2015 Phillies Report Card: Severino Gonzalez
There’s an admirable naivete to the rhetoric we use when discussing a rebuild. “Let the kids play,” we say. Or, “Let’s see what we’ve got in these young unknowns.” It’s the benevolent side of the “Every unknown player has potential” coin that, so many years ago, led Phillies fans to believe that a 26-year-old AA first baseman could one day hit cleanup for a contender.
As someone who isn’t ordinarily given to optimism, I enjoy thinking this way. It captures the allure of prospects, which allows us to peek into the future and wonder at the wonderful futures they could have, but combines it with a sense of wonder at the mundane. Every minor league reliever is a velocity spike or a new breaking pitch away from becoming Matt Harvey–that sort of thing.
It’s a capital-R Romantic way of looking at baseball.
Giving the kids a shot is, of course, what a rebuilding team ought to do–better to find out about the devil you don’t know than be damned to the second division because you stuck with the devil you do. Or something like that. Teams pretty routinely find useful players among castoffs and afterthoughts, and sure enough, the Phillies have to be encouraged by Jerad Eickhoff and Odubel Herrera, among others.
But the Romantic approach to baseball buts up against the most immutable truth of prospects: The modal outcome is failure. Sometimes–most of the time, even–you decide to find out what you’ve got in an overlooked player and the answer is, “Nothing.”
Which turned out to be the case with Severino Gonzalez.
Gonzalez looks like a decent enough fellow, but nothing in his seven big league starts suggests he’ll be even a replacement-level pitcher in the future, nor is there anything in his minor league track record or his physical attributes that would suggest that the player we saw for 30 2/3 innings would be materially different than the likely future Severino Gonzalez.

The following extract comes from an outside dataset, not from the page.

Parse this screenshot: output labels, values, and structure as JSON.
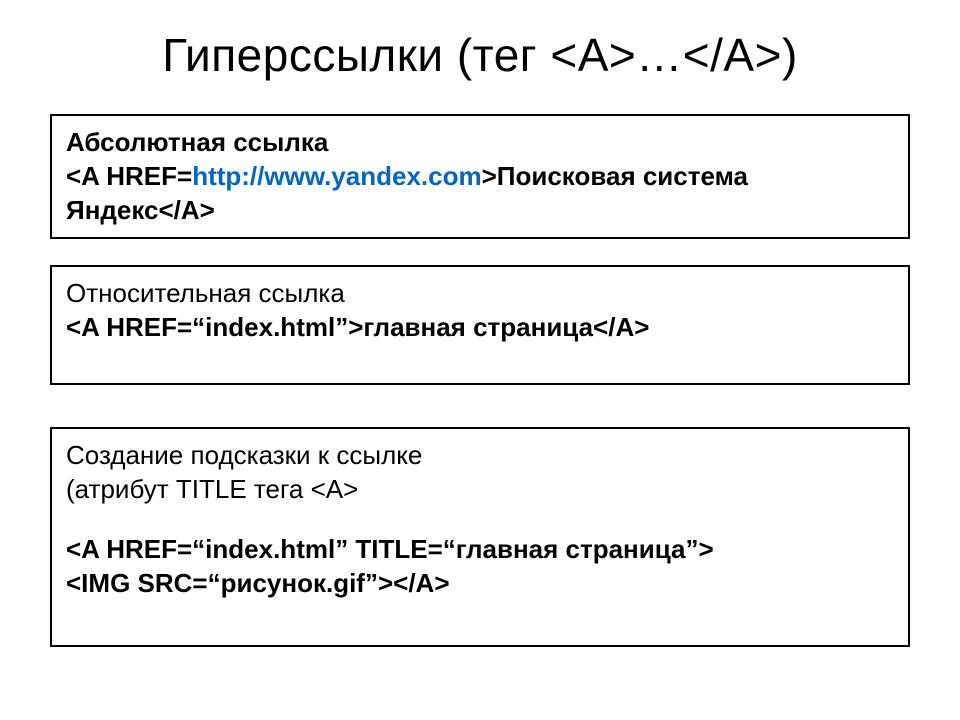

Gonzalez posted a 7.92 ERA, and while his 8.22 K/9 ratio and 4.50 FIP would give cause for at least some optimism, it would serve us well to remember Blanton’s Corollary to DiPS Theory: FIP doesn’t work if you’re really, really bad; a righthander who doesn’t average 90 mph probably will give up a true talent BABIP of .394 to major league hitters unless he’s got two or three other elite pitching skills.
Consider: Out of 223 big league starters who threw at least 30 innings this year, Gonzalez’s 8.22 K/9 ranks 56th, which is not bad at all. But when you’re allowing a lot of baserunners, and therefore facing more batters per inning, per-9 inning numbers are deceiving. So on a per-plate appearance basis, Gonzalez’s 19.6 K% (which is still higher than what he posted in either of the past two seasons in the high minors) is only 94th.

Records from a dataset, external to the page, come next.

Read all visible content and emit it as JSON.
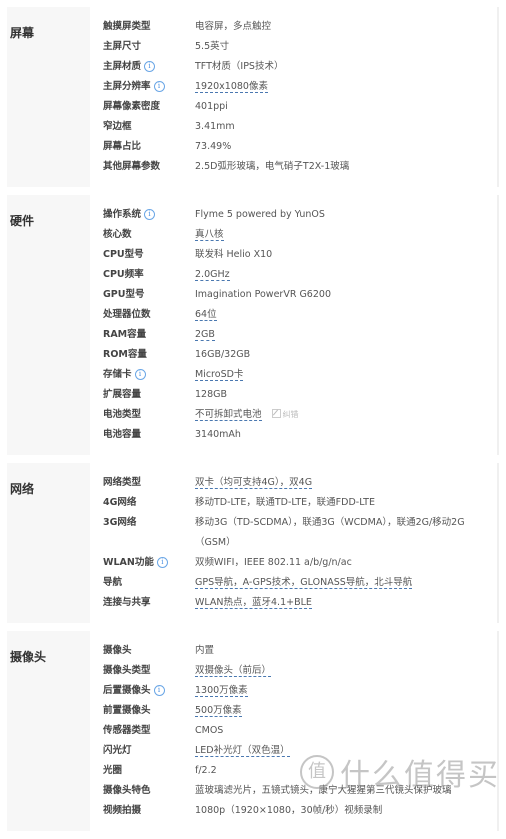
{
  "sections": [
    {
      "title": "屏幕",
      "rows": [
        {
          "key": "触摸屏类型",
          "value": "电容屏，多点触控"
        },
        {
          "key": "主屏尺寸",
          "value": "5.5英寸"
        },
        {
          "key": "主屏材质",
          "info": true,
          "value": "TFT材质（IPS技术）"
        },
        {
          "key": "主屏分辨率",
          "info": true,
          "value": "1920x1080像素",
          "underline": true
        },
        {
          "key": "屏幕像素密度",
          "value": "401ppi"
        },
        {
          "key": "窄边框",
          "value": "3.41mm"
        },
        {
          "key": "屏幕占比",
          "value": "73.49%"
        },
        {
          "key": "其他屏幕参数",
          "value": "2.5D弧形玻璃，电气硝子T2X-1玻璃"
        }
      ]
    },
    {
      "title": "硬件",
      "rows": [
        {
          "key": "操作系统",
          "info": true,
          "value": "Flyme 5 powered by YunOS"
        },
        {
          "key": "核心数",
          "value": "真八核",
          "underline": true
        },
        {
          "key": "CPU型号",
          "value": "联发科 Helio X10"
        },
        {
          "key": "CPU频率",
          "value": "2.0GHz",
          "underline": true
        },
        {
          "key": "GPU型号",
          "value": "Imagination PowerVR G6200"
        },
        {
          "key": "处理器位数",
          "value": "64位",
          "underline": true
        },
        {
          "key": "RAM容量",
          "value": "2GB",
          "underline": true
        },
        {
          "key": "ROM容量",
          "value": "16GB/32GB"
        },
        {
          "key": "存储卡",
          "info": true,
          "value": "MicroSD卡",
          "underline": true
        },
        {
          "key": "扩展容量",
          "value": "128GB"
        },
        {
          "key": "电池类型",
          "value": "不可拆卸式电池",
          "underline": true,
          "fix": "纠错"
        },
        {
          "key": "电池容量",
          "value": "3140mAh"
        }
      ]
    },
    {
      "title": "网络",
      "rows": [
        {
          "key": "网络类型",
          "value": "双卡（均可支持4G），双4G",
          "underline": true
        },
        {
          "key": "4G网络",
          "value": "移动TD-LTE，联通TD-LTE，联通FDD-LTE"
        },
        {
          "key": "3G网络",
          "value": "移动3G（TD-SCDMA），联通3G（WCDMA），联通2G/移动2G（GSM）"
        },
        {
          "key": "WLAN功能",
          "info": true,
          "value": "双频WIFI，IEEE 802.11 a/b/g/n/ac"
        },
        {
          "key": "导航",
          "value": "GPS导航，A-GPS技术，GLONASS导航，北斗导航",
          "underline": true
        },
        {
          "key": "连接与共享",
          "value": "WLAN热点，蓝牙4.1+BLE",
          "underline": true
        }
      ]
    },
    {
      "title": "摄像头",
      "rows": [
        {
          "key": "摄像头",
          "value": "内置"
        },
        {
          "key": "摄像头类型",
          "value": "双摄像头（前后）",
          "underline": true
        },
        {
          "key": "后置摄像头",
          "info": true,
          "value": "1300万像素",
          "underline": true
        },
        {
          "key": "前置摄像头",
          "value": "500万像素",
          "underline": true
        },
        {
          "key": "传感器类型",
          "value": "CMOS"
        },
        {
          "key": "闪光灯",
          "value": "LED补光灯（双色温）",
          "underline": true
        },
        {
          "key": "光圈",
          "value": "f/2.2"
        },
        {
          "key": "摄像头特色",
          "value": "蓝玻璃滤光片，五镜式镜头，康宁大猩猩第三代镜头保护玻璃"
        },
        {
          "key": "视频拍摄",
          "value": "1080p（1920×1080，30帧/秒）视频录制"
        }
      ]
    }
  ],
  "watermark": {
    "badge": "值",
    "text": "什么值得买"
  }
}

At age 23, Gonzalez is still pretty young, and he could conceivably put on a little weight, add a tick or two to the fastball, or pick up a new breaking pitch–in which case feel free to revisit this piece and mock me. In fact, that possibility makes him worth keeping around–in addition to the fact that, as always, Someone’s Gotta Pitch These Innings and I’m tired of David Buchanan.

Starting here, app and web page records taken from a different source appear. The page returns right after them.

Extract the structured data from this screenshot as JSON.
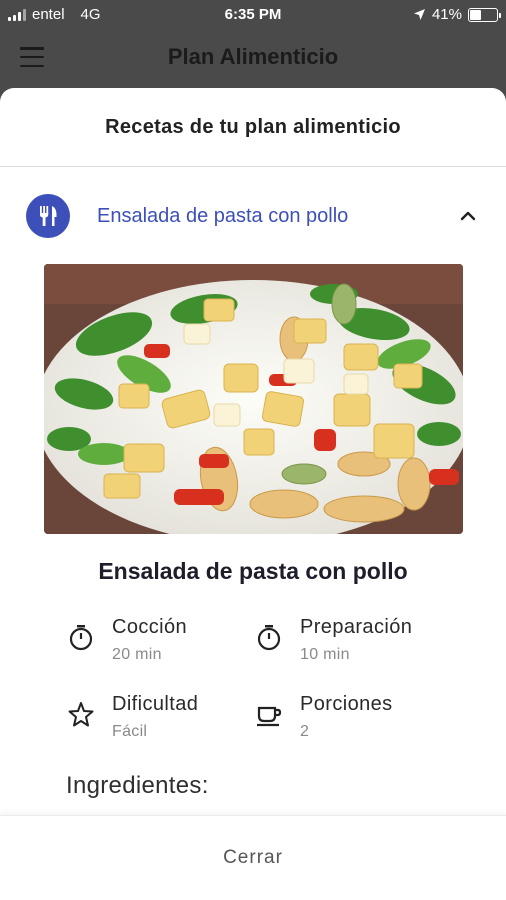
{
  "status_bar": {
    "carrier": "entel",
    "network": "4G",
    "time": "6:35 PM",
    "battery": "41%",
    "battery_level": 0.41
  },
  "app_bar": {
    "title": "Plan Alimenticio",
    "menu_icon": "hamburger-menu-icon"
  },
  "sheet": {
    "header": "Recetas de tu plan alimenticio",
    "recipe": {
      "name": "Ensalada de pasta con pollo",
      "badge_icon": "fork-knife-icon",
      "expand_icon": "chevron-up-icon"
    },
    "dish_title": "Ensalada de pasta con pollo",
    "info": {
      "coccion": {
        "label": "Cocción",
        "value": "20 min",
        "icon": "stopwatch-icon"
      },
      "preparacion": {
        "label": "Preparación",
        "value": "10 min",
        "icon": "stopwatch-icon"
      },
      "dificultad": {
        "label": "Dificultad",
        "value": "Fácil",
        "icon": "star-icon"
      },
      "porciones": {
        "label": "Porciones",
        "value": "2",
        "icon": "cup-icon"
      }
    },
    "ingredients_heading": "Ingredientes:",
    "footer_button": "Cerrar"
  },
  "colors": {
    "accent": "#3d4fb8",
    "overlay": "#4a4a4a"
  }
}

But for now, we’ve seen what Severino Gonzalez can do, and it’s not that good. That’s fine–send him back to Lehigh Valley and call up the next guy.